George Washington University has become the latest and largest university to denounce SAT and ACT test in their admissions process. Instead, they are going for a holistic view of a student’s progress, abilities and drive. This is the wave of the future for standardized testing.

It is important to take into consideration the fact that these tests are unfair to people of lower socio-economic status. Some people cannot afford test prep classes. Most importantly, not all schools are built or ran the same due to property taxes being used to fund schools.

Using a standardized test to mark those in a situation that is clearly unstandardized is positioning certain people for sheer failure. To compare someone with a 3.5 GPA and a 1750 SAT score in a privileged, well-funded school to a person from an impoverish, dilapidated school with a 3.2 and 1600 SAT score ignores some very prominent factors that have led to that student’s scores.

If it were up to standardized testing, which ignores these factors, the former would be seen as the better prospect.

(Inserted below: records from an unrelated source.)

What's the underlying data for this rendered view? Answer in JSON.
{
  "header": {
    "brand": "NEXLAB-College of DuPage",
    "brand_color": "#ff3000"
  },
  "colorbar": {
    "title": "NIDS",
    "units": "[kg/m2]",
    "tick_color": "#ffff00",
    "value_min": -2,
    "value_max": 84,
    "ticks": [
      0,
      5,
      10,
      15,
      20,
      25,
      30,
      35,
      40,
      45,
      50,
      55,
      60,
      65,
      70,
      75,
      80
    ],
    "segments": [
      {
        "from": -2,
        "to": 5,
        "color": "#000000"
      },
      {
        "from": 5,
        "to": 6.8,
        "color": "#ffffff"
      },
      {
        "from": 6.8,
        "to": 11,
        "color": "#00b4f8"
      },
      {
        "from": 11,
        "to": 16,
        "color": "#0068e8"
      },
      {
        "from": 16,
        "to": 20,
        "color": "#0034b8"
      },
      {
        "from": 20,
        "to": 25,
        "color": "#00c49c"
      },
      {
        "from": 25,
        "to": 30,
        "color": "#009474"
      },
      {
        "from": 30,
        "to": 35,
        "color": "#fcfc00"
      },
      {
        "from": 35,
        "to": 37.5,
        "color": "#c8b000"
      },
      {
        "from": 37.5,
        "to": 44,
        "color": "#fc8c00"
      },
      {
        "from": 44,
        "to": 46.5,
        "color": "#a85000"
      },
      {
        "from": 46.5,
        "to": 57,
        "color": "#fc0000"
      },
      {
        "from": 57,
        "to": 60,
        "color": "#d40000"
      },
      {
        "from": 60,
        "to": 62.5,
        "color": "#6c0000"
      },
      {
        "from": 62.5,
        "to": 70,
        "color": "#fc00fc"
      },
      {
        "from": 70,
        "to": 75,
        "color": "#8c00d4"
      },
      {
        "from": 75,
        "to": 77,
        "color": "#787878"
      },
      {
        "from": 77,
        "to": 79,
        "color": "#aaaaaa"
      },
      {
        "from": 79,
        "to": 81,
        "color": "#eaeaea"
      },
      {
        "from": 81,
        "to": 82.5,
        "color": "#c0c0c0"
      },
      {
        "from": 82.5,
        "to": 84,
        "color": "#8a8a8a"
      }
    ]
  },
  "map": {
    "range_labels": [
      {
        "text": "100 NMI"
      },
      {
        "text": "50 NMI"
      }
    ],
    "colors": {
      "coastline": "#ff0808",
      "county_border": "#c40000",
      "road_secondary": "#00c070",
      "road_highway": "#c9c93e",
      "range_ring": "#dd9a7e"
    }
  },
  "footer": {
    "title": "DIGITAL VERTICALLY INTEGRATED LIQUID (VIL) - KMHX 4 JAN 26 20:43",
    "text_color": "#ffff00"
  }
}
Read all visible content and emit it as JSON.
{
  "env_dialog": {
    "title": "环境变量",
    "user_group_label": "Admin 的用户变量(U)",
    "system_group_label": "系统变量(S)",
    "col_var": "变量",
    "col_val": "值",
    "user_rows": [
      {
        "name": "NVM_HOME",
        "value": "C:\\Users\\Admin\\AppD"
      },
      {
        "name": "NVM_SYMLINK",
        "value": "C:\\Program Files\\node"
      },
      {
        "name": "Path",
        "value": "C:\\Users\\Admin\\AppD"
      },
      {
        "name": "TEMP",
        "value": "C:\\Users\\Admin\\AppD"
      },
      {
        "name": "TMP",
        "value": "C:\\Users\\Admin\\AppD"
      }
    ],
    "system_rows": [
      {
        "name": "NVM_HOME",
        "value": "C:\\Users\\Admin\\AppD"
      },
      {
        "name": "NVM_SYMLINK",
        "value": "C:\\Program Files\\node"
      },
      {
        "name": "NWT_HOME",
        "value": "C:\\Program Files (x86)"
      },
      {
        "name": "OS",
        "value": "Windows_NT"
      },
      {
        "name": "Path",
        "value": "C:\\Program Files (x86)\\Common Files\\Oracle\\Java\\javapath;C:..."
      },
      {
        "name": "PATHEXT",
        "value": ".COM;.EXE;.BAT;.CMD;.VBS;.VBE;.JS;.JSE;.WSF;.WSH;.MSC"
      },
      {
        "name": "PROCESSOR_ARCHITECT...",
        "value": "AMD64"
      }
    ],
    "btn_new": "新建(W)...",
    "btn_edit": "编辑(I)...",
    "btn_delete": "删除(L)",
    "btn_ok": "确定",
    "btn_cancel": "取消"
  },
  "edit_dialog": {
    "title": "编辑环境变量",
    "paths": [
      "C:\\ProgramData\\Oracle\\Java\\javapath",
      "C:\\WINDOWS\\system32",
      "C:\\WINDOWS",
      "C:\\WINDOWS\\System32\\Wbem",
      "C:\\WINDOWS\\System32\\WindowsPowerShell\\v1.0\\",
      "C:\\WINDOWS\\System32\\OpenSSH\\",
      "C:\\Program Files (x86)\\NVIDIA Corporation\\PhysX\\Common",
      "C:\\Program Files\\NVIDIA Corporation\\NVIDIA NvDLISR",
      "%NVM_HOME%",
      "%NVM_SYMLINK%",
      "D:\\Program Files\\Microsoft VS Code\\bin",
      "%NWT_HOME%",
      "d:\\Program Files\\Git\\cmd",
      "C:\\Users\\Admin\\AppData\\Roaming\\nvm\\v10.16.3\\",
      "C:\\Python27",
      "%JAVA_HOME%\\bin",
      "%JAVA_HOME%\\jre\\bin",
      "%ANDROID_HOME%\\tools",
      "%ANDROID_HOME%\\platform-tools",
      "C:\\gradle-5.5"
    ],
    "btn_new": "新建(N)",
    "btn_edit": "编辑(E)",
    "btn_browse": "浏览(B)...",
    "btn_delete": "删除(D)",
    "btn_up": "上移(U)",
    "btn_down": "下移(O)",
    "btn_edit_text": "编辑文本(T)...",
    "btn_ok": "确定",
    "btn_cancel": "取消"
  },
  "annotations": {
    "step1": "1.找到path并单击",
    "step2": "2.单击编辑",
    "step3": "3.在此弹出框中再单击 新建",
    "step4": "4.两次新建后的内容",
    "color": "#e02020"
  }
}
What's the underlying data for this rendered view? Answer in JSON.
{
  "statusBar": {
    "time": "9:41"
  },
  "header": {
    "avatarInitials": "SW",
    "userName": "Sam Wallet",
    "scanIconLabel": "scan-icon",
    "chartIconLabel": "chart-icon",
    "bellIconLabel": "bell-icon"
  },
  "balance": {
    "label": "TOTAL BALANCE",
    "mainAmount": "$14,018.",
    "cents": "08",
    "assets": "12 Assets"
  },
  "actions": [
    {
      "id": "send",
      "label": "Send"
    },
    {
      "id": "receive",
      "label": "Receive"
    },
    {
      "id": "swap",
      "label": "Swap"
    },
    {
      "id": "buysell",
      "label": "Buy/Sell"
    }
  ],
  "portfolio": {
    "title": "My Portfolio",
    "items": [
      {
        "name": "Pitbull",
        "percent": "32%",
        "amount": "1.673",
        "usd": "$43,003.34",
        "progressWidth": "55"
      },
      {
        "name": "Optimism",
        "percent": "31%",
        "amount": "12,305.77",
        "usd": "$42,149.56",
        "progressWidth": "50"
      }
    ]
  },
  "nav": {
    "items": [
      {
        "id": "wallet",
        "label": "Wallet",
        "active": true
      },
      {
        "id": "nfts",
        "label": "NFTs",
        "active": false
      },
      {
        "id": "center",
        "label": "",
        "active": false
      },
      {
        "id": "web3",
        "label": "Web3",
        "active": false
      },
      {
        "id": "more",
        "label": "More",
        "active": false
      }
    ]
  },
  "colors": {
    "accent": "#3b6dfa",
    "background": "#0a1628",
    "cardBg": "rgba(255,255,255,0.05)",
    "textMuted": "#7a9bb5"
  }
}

Until things are truly equal and impartial, basing competence on a standardized system will continue to be fundamentally flawed. Using the SAT and ACT tests as measures for success in higher education have already been roundly debunked. A Feb. 5, 2014 study probed the success of students from university admission requirements that required test scores to those that cited the inclusion of test scores as optional.

The results showed there was a negligible difference in the success of students. There was a .05 percent of difference in GPAs and a .6 percent of difference in graduation rates. The most important indicator of actual college success was high school GPA. This displays a long-term evidenced pattern of a person’s determination, knowledge, and more importantly, drive. High testing did not indicate better college success. In fact, students with high test scores and low high school GPAs did worse than their counterparts with low-test scores but higher high school grades.

It is time to eliminate the undue importance placed on test taking and college entrance exams. Studies show that they are a poor indicator of actual success and an even worse indicator of a person’s high-achievement in relation to extenuating factors.

People are varied and there is more than one singular type of intelligence. Using menial test scores as the single most important indicator of students’ abilities is asinine and baseless.